During the 19th century, French chocolate producers Chocolat Menier created series of mahogany boxes to be used as teaching devices in schools. The unassuming containers, measuring 37cm wide, opened to revealed rows of labelled compartments filled with the raw material of the chocolate trade.
The example in question was produced for the Musées Scolaires de l’Ecole de Garchizy in central France. Within is a colour lithograph of the Menier factory with text on the history of chocolate and the producers. Nine of the compartments contain the remains of cacao beans and one has a three glass vials containing cacao butter.
It was offered for $5500 by US dealer Ben Kinmont in a recent catalogue where it was spotted by the Oxford library.
“We have been building up an interesting collection of ‘edible’ books,” said Dr Chris Fletcher, Keeper of Special Collections. “A recent acquisition was a volume by the artist Ben Denzer, with pages made out of slices of American cheese. Both may be making an appearance at an upcoming exhibition looking at the haptic qualities of books. While the chocolate museum in a box may be interesting to touch, nothing inside it likely tastes good any longer.”
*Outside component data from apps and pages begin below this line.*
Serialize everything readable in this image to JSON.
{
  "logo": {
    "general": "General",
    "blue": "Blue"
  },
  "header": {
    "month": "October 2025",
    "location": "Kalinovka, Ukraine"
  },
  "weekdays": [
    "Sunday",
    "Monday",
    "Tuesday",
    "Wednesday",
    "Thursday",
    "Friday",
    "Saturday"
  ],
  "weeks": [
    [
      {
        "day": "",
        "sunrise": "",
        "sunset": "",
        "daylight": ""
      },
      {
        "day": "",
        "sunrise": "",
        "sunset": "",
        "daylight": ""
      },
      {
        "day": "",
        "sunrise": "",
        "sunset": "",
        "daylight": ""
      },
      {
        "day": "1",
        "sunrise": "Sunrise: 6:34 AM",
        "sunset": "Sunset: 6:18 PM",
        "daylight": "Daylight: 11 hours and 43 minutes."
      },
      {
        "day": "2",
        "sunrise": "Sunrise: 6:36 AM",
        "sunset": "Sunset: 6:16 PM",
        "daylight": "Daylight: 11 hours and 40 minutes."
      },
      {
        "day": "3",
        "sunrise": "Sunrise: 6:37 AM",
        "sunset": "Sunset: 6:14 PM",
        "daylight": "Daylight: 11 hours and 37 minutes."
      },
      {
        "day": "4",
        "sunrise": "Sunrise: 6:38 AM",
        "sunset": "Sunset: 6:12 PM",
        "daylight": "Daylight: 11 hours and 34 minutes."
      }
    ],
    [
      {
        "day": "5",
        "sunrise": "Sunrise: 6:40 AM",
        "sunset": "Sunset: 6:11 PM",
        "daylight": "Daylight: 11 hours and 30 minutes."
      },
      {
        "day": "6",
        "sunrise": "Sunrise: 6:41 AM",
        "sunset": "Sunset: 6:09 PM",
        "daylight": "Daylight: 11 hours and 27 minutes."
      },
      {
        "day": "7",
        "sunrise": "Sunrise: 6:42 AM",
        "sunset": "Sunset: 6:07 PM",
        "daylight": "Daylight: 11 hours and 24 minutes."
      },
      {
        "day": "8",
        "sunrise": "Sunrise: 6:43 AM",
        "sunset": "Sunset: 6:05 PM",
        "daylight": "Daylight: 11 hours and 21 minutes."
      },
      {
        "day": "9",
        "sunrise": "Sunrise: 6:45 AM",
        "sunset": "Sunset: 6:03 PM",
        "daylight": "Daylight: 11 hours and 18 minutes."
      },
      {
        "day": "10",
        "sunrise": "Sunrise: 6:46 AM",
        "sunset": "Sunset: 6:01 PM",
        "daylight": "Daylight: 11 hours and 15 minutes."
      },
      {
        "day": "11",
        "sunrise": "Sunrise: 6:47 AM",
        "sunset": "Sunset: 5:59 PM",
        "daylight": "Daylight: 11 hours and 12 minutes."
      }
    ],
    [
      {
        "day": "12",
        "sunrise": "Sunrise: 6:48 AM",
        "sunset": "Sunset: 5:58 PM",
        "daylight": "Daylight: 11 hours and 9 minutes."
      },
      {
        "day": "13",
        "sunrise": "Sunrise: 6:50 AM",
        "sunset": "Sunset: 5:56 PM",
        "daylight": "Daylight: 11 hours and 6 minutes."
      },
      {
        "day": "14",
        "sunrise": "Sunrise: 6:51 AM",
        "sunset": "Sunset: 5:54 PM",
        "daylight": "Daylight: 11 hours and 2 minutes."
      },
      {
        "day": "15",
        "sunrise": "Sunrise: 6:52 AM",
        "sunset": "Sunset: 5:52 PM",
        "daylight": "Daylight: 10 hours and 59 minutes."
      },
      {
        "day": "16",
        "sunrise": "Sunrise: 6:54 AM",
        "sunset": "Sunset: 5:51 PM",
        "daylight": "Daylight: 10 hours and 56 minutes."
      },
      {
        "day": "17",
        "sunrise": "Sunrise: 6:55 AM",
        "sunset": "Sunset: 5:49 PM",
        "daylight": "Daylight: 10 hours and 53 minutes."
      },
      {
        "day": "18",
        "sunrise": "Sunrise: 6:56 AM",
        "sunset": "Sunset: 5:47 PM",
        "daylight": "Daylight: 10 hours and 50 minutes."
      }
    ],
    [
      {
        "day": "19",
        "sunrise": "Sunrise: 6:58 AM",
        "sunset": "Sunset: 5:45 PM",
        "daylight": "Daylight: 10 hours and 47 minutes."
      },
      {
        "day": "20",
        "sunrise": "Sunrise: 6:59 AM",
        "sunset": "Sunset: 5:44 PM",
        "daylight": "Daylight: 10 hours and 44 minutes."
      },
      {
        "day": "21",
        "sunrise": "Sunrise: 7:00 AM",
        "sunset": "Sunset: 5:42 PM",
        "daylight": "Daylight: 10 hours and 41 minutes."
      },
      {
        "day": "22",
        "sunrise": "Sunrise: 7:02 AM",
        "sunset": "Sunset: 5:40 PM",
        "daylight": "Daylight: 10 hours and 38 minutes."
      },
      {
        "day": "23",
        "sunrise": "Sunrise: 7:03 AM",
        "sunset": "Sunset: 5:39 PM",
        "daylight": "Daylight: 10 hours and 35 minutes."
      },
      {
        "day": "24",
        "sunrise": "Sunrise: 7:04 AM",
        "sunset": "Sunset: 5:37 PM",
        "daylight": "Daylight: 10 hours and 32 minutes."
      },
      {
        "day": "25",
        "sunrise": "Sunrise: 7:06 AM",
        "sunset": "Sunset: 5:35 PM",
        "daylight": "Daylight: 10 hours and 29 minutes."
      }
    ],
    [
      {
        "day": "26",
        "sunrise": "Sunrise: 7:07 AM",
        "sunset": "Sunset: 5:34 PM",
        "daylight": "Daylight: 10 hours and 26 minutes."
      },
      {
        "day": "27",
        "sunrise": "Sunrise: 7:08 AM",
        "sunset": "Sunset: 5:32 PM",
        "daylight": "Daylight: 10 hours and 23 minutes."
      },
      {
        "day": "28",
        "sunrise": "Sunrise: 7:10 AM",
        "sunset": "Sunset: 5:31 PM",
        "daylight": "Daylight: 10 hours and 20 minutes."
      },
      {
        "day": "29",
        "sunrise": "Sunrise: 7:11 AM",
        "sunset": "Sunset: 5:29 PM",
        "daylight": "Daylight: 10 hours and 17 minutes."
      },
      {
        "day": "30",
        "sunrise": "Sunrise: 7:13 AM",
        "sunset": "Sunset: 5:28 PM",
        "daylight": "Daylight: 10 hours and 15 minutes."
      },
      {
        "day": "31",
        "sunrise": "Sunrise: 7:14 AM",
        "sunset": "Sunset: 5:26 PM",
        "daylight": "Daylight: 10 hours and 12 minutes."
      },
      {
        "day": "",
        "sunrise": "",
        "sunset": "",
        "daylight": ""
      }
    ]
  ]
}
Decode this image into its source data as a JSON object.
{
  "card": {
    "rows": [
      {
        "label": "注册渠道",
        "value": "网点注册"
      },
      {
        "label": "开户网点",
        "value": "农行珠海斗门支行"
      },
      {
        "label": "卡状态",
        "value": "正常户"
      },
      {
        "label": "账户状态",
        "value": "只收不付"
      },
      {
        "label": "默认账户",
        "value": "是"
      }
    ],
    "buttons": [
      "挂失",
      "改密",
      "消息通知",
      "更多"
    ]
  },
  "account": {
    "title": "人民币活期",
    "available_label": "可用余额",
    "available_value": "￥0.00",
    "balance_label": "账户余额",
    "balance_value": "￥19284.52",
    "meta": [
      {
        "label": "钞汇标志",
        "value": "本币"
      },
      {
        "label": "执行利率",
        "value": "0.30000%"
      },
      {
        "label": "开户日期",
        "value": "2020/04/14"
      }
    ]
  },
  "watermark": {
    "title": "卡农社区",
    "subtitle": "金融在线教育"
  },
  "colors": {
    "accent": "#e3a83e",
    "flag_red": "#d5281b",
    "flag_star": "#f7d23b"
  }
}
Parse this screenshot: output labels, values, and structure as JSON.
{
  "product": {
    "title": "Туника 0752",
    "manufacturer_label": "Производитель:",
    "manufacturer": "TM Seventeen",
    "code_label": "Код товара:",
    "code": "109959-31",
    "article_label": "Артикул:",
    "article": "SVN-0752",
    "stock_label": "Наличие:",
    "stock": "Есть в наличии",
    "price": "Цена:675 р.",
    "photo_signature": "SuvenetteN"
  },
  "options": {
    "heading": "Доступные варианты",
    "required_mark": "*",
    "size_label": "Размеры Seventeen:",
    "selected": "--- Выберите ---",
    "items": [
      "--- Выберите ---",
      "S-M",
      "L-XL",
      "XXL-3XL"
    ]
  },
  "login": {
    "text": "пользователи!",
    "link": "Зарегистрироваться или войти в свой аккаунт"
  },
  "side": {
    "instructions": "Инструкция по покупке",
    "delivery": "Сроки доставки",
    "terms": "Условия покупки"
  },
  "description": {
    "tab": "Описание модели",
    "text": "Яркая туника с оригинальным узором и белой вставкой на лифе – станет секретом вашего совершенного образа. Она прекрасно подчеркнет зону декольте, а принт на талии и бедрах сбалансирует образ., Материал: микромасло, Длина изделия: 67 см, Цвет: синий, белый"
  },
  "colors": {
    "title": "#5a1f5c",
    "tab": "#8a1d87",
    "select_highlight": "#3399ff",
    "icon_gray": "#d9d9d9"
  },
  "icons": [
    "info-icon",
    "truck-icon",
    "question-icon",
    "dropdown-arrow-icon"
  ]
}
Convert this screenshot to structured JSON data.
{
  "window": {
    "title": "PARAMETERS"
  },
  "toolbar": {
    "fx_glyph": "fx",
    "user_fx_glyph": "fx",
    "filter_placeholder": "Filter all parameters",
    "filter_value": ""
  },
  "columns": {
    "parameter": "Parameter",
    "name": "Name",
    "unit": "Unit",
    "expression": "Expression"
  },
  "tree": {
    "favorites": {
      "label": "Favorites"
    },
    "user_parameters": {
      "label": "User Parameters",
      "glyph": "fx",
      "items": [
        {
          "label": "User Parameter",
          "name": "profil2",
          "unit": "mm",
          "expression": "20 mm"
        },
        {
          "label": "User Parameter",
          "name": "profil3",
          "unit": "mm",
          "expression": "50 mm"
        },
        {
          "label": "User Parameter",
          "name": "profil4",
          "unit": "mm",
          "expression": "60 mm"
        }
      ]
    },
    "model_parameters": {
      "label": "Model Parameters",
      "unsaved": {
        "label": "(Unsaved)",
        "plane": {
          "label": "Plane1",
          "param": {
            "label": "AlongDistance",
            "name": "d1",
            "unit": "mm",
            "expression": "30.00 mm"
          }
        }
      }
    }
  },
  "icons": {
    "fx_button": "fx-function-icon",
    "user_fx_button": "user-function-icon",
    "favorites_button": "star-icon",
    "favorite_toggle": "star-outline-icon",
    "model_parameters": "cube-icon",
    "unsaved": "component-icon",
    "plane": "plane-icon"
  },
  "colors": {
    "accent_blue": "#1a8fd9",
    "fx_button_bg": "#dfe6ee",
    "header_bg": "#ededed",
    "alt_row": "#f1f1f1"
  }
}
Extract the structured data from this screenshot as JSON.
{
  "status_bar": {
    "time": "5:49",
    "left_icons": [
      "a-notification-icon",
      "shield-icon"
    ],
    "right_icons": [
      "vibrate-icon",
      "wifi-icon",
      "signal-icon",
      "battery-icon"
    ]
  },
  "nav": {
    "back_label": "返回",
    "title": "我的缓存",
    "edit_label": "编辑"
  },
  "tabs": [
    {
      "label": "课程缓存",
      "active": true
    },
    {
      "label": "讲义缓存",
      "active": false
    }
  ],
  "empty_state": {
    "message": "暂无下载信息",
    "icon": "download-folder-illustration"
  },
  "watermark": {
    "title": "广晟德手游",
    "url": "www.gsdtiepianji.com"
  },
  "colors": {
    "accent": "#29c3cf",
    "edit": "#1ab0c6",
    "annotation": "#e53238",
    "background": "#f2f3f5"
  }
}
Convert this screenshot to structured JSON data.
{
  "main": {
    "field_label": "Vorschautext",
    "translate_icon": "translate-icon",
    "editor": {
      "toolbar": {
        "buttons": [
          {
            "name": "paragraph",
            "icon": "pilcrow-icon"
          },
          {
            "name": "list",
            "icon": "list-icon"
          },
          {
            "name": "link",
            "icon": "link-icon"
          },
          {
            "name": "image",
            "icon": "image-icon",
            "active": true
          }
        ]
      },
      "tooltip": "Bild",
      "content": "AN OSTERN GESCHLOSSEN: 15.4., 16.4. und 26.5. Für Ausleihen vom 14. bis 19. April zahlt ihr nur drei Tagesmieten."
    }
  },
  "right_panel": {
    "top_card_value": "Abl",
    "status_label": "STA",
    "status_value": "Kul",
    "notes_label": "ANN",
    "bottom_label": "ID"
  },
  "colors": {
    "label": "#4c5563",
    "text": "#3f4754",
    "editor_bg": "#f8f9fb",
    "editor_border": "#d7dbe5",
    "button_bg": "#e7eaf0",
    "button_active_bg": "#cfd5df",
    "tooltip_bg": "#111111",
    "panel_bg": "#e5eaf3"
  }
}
The box was offered with a first edition guide to Chocolat Menier, published for the 1889 Exposition Universelle. It includes folding plates, one of which depicts the factories from the air.